Zirconium is a chemical element with the symbol Zr and atomic number 40. It is a transition metal known for its high corrosion resistance, low neutron absorption, and heat resistance.
Here are some key properties of zirconium:
Physical properties of zirconium
- Appearance: Zirconium is a shiny, silvery-gray metal.
- Density: The density of zirconium is about 6.51 grams per cubic centimeter.
- Melting Point: Zirconium has a relatively high melting point of 1,852 degrees Celsius (3,366 degrees Fahrenheit).
- Boiling Point: The boiling point of zirconium is 4,377 degrees Celsius (7,911 degrees Fahrenheit).
- State at Room Temperature: Zirconium is a solid at room temperature.
Chemical properties of zirconium
- Reactivity: Zirconium is highly resistant to corrosion, even in aggressive environments such as acids, alkalis, and seawater. It forms a protective oxide layer on its surface (zirconium dioxide or zirconia), which enhances its corrosion resistance.
- Oxidation States: Zirconium commonly exhibits a +4 oxidation state, meaning it tends to lose four electrons to form ions (Zr4+). It can also exhibit lower oxidation states (-1, +2, +3) in certain compounds.
- Electronegativity: Zirconium has an electronegativity of 1.33 on the Pauling scale, indicating a moderate affinity for electrons.
Mechanical properties of zirconium
- Strength: Zirconium has a high strength-to-weight ratio, making it suitable for structural applications where strength is required.
- Ductility: Zirconium is relatively ductile and can be easily formed and shaped into various shapes and structures.
- Hardness: Zirconium has a moderate hardness, but it can be hardened through alloying and heat treatment processes.
Occurrence and Uses
- Abundance: Zirconium is relatively abundant in the Earth’s crust, often found in the mineral zircon (zirconium silicate).
- Nuclear Industry: Zirconium is widely used in the nuclear industry due to its low neutron absorption properties and resistance to corrosion by nuclear fuels. It is used in fuel cladding for nuclear reactors and in various components such as control rods and reactor internals.
- Chemical Industry: Zirconium is used as a catalyst in chemical reactions, particularly in the production of chemicals and polymers. It is also used in the production of specialty chemicals, ceramics, and pigments.
- Aerospace and Defense: Zirconium is used in aerospace and defense applications, such as jet engine components, aircraft structures, and armor plating, due to its high strength and heat resistance.
- Dental and Medical Applications: Zirconium compounds, particularly zirconia, are used in dental crowns, implants, and orthopedic implants due to their biocompatibility, strength, and resistance to corrosion.

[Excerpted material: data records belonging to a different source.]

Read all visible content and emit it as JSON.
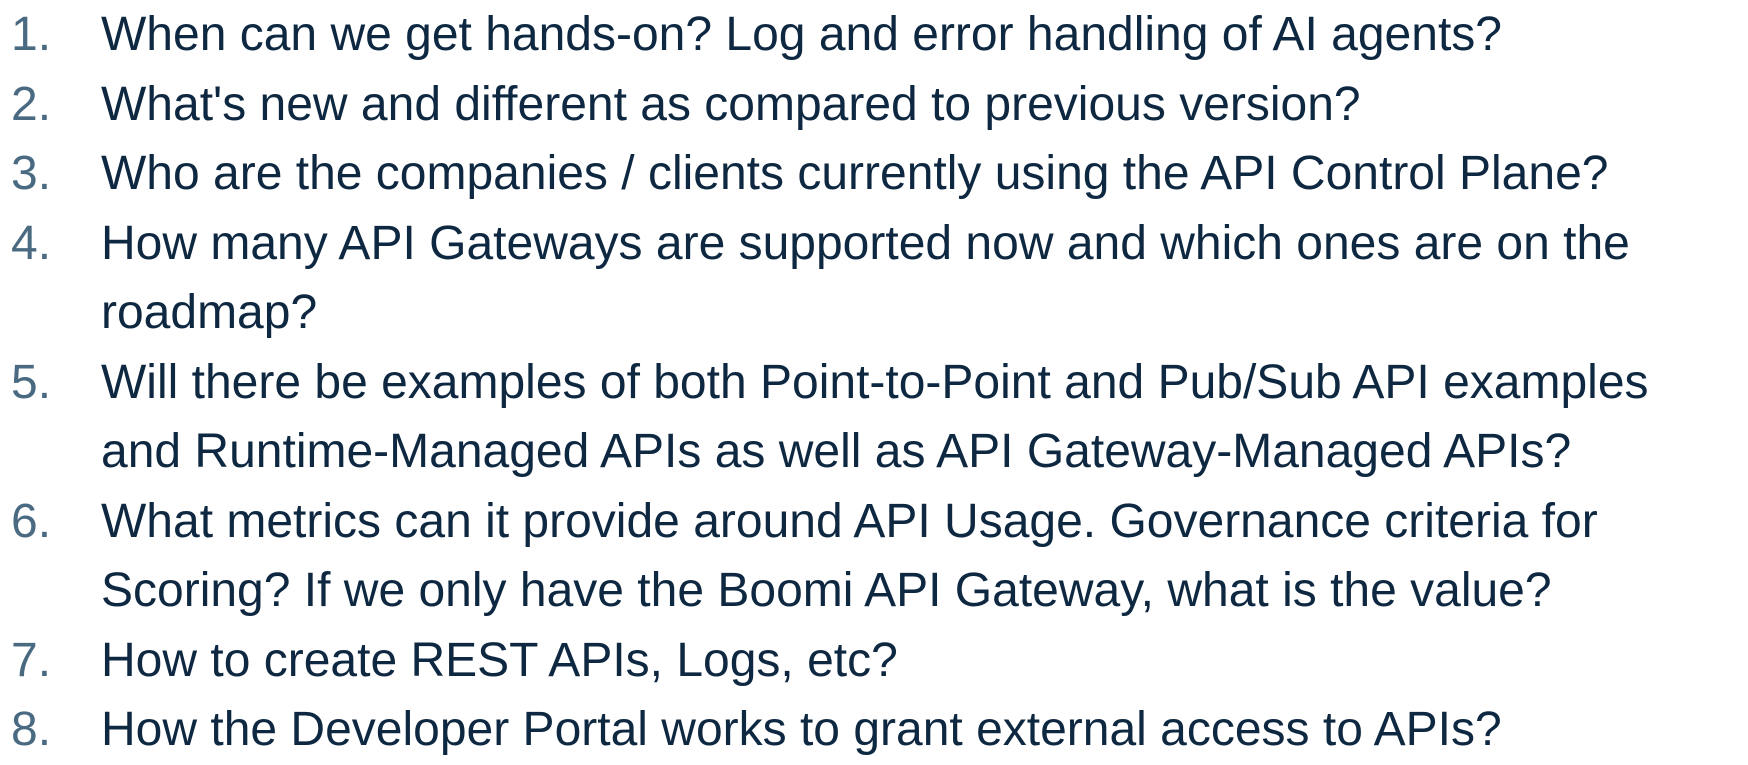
{
  "questions": [
    {
      "number": "1.",
      "lines": [
        "When can we get hands-on? Log and error handling of AI agents?"
      ]
    },
    {
      "number": "2.",
      "lines": [
        "What's new and different as compared to previous version?"
      ]
    },
    {
      "number": "3.",
      "lines": [
        "Who are the companies / clients currently using the API Control Plane?"
      ]
    },
    {
      "number": "4.",
      "lines": [
        "How many API Gateways are supported now and which ones are on the",
        "roadmap?"
      ]
    },
    {
      "number": "5.",
      "lines": [
        "Will there be examples of both Point-to-Point and Pub/Sub API examples",
        "and Runtime-Managed APIs as well as API Gateway-Managed APIs?"
      ]
    },
    {
      "number": "6.",
      "lines": [
        "What metrics can it provide around API Usage. Governance criteria for",
        "Scoring? If we only have the Boomi API Gateway, what is the value?"
      ]
    },
    {
      "number": "7.",
      "lines": [
        "How to create REST APIs, Logs, etc?"
      ]
    },
    {
      "number": "8.",
      "lines": [
        "How the Developer Portal works to grant external access to APIs?"
      ]
    }
  ],
  "colors": {
    "text": "#0e2841",
    "number": "#4a6a82",
    "background": "#ffffff"
  }
}
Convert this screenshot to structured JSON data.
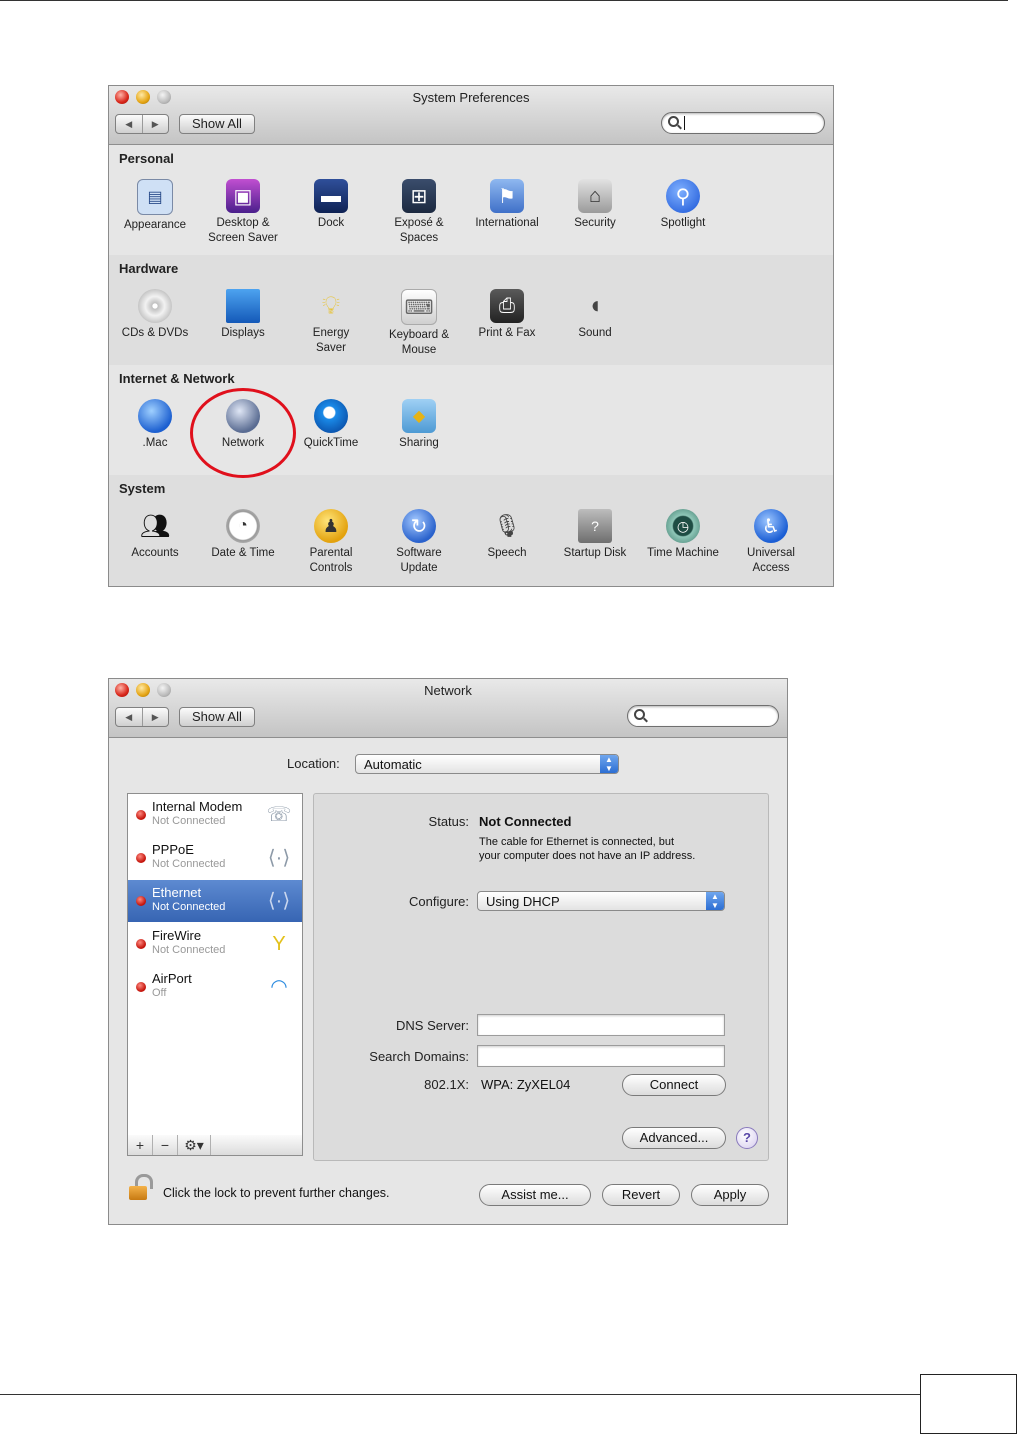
{
  "sysprefs": {
    "title": "System Preferences",
    "show_all": "Show All",
    "sections": [
      {
        "label": "Personal",
        "items": [
          "Appearance",
          "Desktop &\nScreen Saver",
          "Dock",
          "Exposé &\nSpaces",
          "International",
          "Security",
          "Spotlight"
        ]
      },
      {
        "label": "Hardware",
        "items": [
          "CDs & DVDs",
          "Displays",
          "Energy\nSaver",
          "Keyboard &\nMouse",
          "Print & Fax",
          "Sound"
        ]
      },
      {
        "label": "Internet & Network",
        "items": [
          ".Mac",
          "Network",
          "QuickTime",
          "Sharing"
        ]
      },
      {
        "label": "System",
        "items": [
          "Accounts",
          "Date & Time",
          "Parental\nControls",
          "Software\nUpdate",
          "Speech",
          "Startup Disk",
          "Time Machine",
          "Universal\nAccess"
        ]
      }
    ]
  },
  "network": {
    "title": "Network",
    "show_all": "Show All",
    "location_label": "Location:",
    "location_value": "Automatic",
    "services": [
      {
        "name": "Internal Modem",
        "status": "Not Connected"
      },
      {
        "name": "PPPoE",
        "status": "Not Connected"
      },
      {
        "name": "Ethernet",
        "status": "Not Connected"
      },
      {
        "name": "FireWire",
        "status": "Not Connected"
      },
      {
        "name": "AirPort",
        "status": "Off"
      }
    ],
    "list_tools": [
      "+",
      "−",
      "⚙▾"
    ],
    "status_label": "Status:",
    "status_value": "Not Connected",
    "status_desc_1": "The cable for Ethernet is connected, but",
    "status_desc_2": "your computer does not have an IP address.",
    "configure_label": "Configure:",
    "configure_value": "Using DHCP",
    "dns_label": "DNS Server:",
    "search_domains_label": "Search Domains:",
    "dot1x_label": "802.1X:",
    "dot1x_value": "WPA: ZyXEL04",
    "connect_button": "Connect",
    "advanced_button": "Advanced...",
    "help_button": "?",
    "lock_text": "Click the lock to prevent further changes.",
    "assist_button": "Assist me...",
    "revert_button": "Revert",
    "apply_button": "Apply"
  }
}
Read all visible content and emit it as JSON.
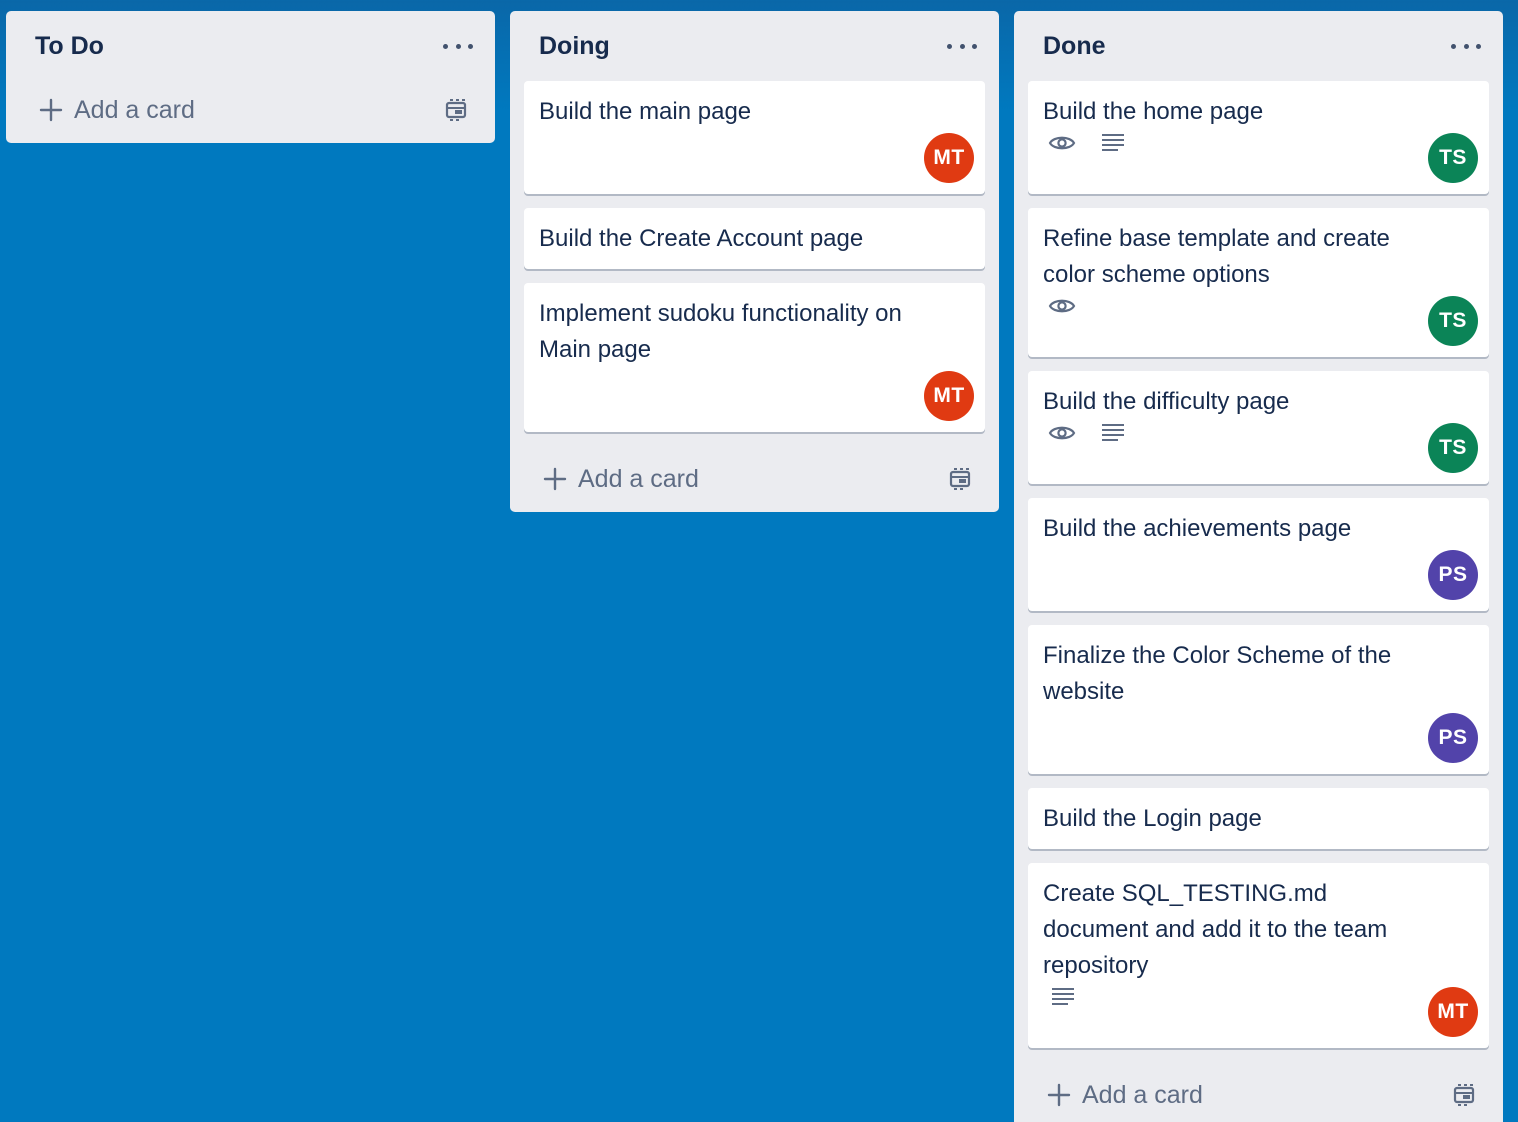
{
  "colors": {
    "board_bg": "#0079bf",
    "list_bg": "#ebecf0",
    "card_bg": "#ffffff",
    "text": "#172b4d",
    "muted": "#5e6c84",
    "avatar_MT": "#e03a12",
    "avatar_TS": "#0b8457",
    "avatar_PS": "#5243aa"
  },
  "lists": [
    {
      "title": "To Do",
      "add_card_label": "Add a card",
      "cards": []
    },
    {
      "title": "Doing",
      "add_card_label": "Add a card",
      "cards": [
        {
          "title": "Build the main page",
          "avatar": "MT",
          "watch": false,
          "description": false
        },
        {
          "title": "Build the Create Account page",
          "avatar": "",
          "watch": false,
          "description": false
        },
        {
          "title": "Implement sudoku functionality on Main page",
          "avatar": "MT",
          "watch": false,
          "description": false
        }
      ]
    },
    {
      "title": "Done",
      "add_card_label": "Add a card",
      "cards": [
        {
          "title": "Build the home page",
          "avatar": "TS",
          "watch": true,
          "description": true
        },
        {
          "title": "Refine base template and create color scheme options",
          "avatar": "TS",
          "watch": true,
          "description": false
        },
        {
          "title": "Build the difficulty page",
          "avatar": "TS",
          "watch": true,
          "description": true
        },
        {
          "title": "Build the achievements page",
          "avatar": "PS",
          "watch": false,
          "description": false
        },
        {
          "title": "Finalize the Color Scheme of the website",
          "avatar": "PS",
          "watch": false,
          "description": false
        },
        {
          "title": "Build the Login page",
          "avatar": "",
          "watch": false,
          "description": false
        },
        {
          "title": "Create SQL_TESTING.md document and add it to the team repository",
          "avatar": "MT",
          "watch": false,
          "description": true
        }
      ]
    }
  ],
  "icons": {
    "list_menu": "more-horizontal-icon",
    "add": "plus-icon",
    "template": "card-template-icon",
    "watch": "eye-icon",
    "description": "description-lines-icon"
  }
}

- Electronics and Ceramics: Zirconium compounds, such as zirconium oxide, are used in the production of high-performance ceramics, electrical insulation materials, and solid oxide fuel cells.
It’s worth noting that while zirconium exhibits these properties, its specific applications and properties can vary depending on its alloying elements and manufacturing processes.